The democratic deficit


A departing Auckland Council senior manager wrote an e-mail to staff suggesting, “All writing, whether in reports, letters or memos needs to be in plain English. You need to target a reading age of around 13.” This is wrong.

It’s good if the aim of the reports is to make the council more accessible to all. As Councillor Cathy Casey puts it, “Nothing wrong with brevity and plain English. Long winded local government-speak littered with acronyms is the bane of my life!”

Yet who actually reads these reports? Not many 13 year olds. Few people attend to the details other than those directly involved in the business at hand.  Council reports go to the governance body of a complex, multi-million dollar organisation. Would you expect a large company or Cabinet government to dumb-down its strategic decisions to a pre NCEA level? Should we leave the complex bits out and Keep It Simple Stupid?

If the reports are inadequate, councillors can either accept the recommendations of unelected officers or delay the decision by requesting more information. Neither is a good outcome.

New Zealand councillors have little governance training. A recent study showed only a third got any at all. Some look like they are there for the wrong reasons: a salary, a lack of alternatives, as a kind of semi-retirement or as a stepping-stone. The role may be a bit too comfortable.

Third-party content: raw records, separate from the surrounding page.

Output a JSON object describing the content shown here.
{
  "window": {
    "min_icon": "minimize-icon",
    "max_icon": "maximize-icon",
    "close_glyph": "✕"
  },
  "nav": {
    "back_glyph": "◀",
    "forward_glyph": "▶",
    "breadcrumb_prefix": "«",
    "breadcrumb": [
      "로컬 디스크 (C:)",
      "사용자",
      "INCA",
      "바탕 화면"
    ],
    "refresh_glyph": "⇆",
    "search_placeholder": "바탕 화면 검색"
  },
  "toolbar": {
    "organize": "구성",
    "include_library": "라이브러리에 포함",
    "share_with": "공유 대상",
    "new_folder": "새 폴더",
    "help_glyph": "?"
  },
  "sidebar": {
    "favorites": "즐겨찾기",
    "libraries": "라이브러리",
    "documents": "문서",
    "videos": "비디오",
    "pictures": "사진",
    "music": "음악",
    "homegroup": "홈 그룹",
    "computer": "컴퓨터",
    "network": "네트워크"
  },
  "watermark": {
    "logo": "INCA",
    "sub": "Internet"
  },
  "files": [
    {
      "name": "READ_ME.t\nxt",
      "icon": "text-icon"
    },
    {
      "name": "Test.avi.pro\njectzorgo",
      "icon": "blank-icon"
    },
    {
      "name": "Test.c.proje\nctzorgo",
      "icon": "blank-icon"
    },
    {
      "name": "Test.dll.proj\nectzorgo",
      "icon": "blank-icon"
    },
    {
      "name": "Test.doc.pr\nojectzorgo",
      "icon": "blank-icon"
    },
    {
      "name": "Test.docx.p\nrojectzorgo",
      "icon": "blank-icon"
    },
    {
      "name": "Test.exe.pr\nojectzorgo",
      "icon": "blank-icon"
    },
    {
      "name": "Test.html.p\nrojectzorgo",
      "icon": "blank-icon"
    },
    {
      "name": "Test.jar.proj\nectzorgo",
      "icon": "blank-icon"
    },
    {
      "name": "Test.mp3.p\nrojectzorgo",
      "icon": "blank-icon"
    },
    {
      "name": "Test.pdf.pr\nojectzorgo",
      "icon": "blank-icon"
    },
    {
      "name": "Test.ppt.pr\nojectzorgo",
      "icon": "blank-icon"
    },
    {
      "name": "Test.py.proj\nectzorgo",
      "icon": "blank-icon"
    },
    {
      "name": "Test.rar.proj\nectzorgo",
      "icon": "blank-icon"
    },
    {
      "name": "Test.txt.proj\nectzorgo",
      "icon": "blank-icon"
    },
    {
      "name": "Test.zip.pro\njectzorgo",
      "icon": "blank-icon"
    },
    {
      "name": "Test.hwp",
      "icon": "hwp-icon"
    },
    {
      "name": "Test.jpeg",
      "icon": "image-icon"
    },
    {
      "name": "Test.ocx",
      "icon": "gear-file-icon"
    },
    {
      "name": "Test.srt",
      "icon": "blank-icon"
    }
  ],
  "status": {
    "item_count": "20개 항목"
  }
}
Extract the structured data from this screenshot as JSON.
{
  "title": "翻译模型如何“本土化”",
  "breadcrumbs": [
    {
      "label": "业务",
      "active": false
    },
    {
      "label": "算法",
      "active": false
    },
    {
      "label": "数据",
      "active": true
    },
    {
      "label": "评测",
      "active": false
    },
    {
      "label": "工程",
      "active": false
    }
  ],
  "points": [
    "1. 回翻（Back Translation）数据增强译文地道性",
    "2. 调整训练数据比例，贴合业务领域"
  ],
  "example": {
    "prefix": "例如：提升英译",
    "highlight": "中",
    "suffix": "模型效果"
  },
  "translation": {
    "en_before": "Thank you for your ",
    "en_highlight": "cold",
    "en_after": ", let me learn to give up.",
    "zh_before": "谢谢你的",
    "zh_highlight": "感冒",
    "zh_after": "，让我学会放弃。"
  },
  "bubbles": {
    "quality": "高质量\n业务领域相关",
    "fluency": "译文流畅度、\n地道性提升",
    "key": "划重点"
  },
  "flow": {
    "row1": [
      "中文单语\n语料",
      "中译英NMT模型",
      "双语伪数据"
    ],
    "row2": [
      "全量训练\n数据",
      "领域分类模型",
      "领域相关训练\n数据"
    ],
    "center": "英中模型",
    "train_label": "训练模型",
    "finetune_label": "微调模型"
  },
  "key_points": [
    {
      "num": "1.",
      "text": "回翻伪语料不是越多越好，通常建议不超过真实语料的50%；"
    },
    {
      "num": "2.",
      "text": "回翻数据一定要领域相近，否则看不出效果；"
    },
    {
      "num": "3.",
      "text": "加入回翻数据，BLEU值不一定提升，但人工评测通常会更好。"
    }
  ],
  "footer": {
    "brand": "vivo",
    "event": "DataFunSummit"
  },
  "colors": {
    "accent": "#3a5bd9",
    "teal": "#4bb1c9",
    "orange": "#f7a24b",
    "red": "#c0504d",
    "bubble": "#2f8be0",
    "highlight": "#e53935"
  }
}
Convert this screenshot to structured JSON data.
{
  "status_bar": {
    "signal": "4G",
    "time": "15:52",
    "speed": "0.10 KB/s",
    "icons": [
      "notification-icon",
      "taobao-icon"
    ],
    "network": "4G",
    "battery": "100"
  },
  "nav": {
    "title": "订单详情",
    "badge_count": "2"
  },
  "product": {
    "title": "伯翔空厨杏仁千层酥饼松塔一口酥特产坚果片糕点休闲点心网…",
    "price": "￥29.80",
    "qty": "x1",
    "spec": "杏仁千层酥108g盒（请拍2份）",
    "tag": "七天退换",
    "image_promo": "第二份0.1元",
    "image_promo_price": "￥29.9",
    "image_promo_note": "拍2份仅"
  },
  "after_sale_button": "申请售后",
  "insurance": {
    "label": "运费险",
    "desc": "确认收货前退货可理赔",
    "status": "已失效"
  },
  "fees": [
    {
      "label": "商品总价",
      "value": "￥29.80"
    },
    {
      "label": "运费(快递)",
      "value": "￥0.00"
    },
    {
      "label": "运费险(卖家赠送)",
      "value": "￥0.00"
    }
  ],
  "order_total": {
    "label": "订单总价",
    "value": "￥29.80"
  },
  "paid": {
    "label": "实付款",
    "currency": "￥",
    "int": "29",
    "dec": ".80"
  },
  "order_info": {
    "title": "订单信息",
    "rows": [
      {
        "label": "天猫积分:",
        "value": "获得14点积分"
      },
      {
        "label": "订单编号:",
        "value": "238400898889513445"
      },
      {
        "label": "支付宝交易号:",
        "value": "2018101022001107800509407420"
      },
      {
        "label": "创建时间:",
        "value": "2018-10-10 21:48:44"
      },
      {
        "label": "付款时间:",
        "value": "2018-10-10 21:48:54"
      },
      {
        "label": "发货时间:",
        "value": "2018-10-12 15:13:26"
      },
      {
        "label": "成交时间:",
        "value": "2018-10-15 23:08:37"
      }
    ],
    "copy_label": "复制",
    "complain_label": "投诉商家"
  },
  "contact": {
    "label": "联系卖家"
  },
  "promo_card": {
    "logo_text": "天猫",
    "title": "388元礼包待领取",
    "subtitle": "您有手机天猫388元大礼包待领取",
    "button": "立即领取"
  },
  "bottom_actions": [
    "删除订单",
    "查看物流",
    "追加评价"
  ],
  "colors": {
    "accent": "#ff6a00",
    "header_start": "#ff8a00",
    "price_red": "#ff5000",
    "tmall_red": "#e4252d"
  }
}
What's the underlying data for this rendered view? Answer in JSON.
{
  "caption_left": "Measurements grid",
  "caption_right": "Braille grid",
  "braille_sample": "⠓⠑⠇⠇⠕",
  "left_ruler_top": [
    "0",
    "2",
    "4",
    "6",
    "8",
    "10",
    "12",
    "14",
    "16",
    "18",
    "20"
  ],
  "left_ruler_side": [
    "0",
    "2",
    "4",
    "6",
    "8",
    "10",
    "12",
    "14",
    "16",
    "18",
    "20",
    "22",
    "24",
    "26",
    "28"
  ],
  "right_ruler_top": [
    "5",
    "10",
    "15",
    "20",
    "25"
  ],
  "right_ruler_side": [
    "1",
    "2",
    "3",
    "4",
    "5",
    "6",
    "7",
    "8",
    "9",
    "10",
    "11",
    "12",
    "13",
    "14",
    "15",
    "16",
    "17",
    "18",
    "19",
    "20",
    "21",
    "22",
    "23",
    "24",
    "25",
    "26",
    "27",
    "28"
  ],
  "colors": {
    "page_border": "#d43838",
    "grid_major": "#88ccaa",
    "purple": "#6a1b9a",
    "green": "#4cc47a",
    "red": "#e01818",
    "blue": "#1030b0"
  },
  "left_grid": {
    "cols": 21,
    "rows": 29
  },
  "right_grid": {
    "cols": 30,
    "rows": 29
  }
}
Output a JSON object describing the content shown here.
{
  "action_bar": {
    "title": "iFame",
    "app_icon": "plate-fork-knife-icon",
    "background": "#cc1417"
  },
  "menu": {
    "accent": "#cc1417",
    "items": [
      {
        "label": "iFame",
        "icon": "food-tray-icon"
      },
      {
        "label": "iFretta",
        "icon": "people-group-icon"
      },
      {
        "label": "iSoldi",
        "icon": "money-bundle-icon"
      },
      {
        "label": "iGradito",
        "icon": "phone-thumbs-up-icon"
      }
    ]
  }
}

Between elections there is minimal contact with electors and a low public profile is acceptable.

Our councillors represent around 5,000 citizens each compared with 201 citizens per councillor in Austria through to just over 3,000 in the UK. This makes them less able to be accessible to and representative of their electors. It suggests a need for community boards to ensure that community feedback is part of the decision-making process.

What we need is highly competent individuals capable of analysing complex material to make good decisions that reflect the needs of the communities they represent. Not overly simplistic reports rubber-stamped by remote councillors with a child-like understanding of what they are doing.

Make our local bodies powerful


The unique value of local government is that it is the only elected, representative local body. Every other group represents one interest over another. Local body politics is often lampooned and can throw up some irregular folk. Councillors are not representative of young people, nor of ethnic communities. There is cronyism. A feeling pervades that some Councillors are not up to the job. Lavish mistakes happen like the Hamilton Supercar fiasco. But imperfect though it is, our council is the best we’ve got.

Local government is more responsive, accountable and accessible to the communities it serves than the Beehive and government agencies. Weak local government means weak democracy. New Zealand has one of the most centralised forms of government in the developed world. Most civil servants are employed by the central state services, rather than their local council. Councils can be reduced to the oversight of central regulations and arcane rituals. Low rates, less red tape, more development is the war cry of the haters. As if leaky homes were the result of anything other than de-regulation. The result of Cabinet arrogance overturning local wisdom.

New Zealand local government has struggled to accommodate population growth and urban intensification. Long-term debt has risen. Infrastructure lagged. Developers were not forced to make Development Contributions for the added costs of their developments until forced to by councils fighting them in the courts. Rates must pay to maintain rural roads, for public transport and for healthy communities. The 2007 Shand enquiry into rates did not uncover evidence of widespread fiscal incompetence. Our rates are not high by international standards. The costs would be lower if we lived in more compact dwellings.

If anything Mayors have too little power compared to the expectations placed upon them. The Mayor has one vote, the same as any other Councillor. They Chair formal Council meetings and have the influence of their office. Elected politicians have little control over over-paid Chief Executives who appoint and control all the staff and resources. A stronger Mayor with their own office and staff helps the council speak with one voice to central government. Len Brown disappoints many Aucklanders who nonetheless appeal to the authority of his position. Few argue that we don’t need a Mayor to tackle the direction of travel from Ministers.

It is arbitrary to draw legislative lines between the environmental, the economic, the social and the cultural. Local bodies have a broad role enshrined in the Local Government Act 2002. To remove their special power of general competence is to stop Councils from responding holistically to issues of local concern. Crime is a social issue. So too is recreation and how we use our public space. Rodney Hide drew the line at libraries. Len Brown at free swimming in South Auckland. Let the Mayor, Councillors and local voters decide the direction of their communities. Listen government ministers! Do not impose more restrictions upon our ability to organise ourselves locally outside of your control.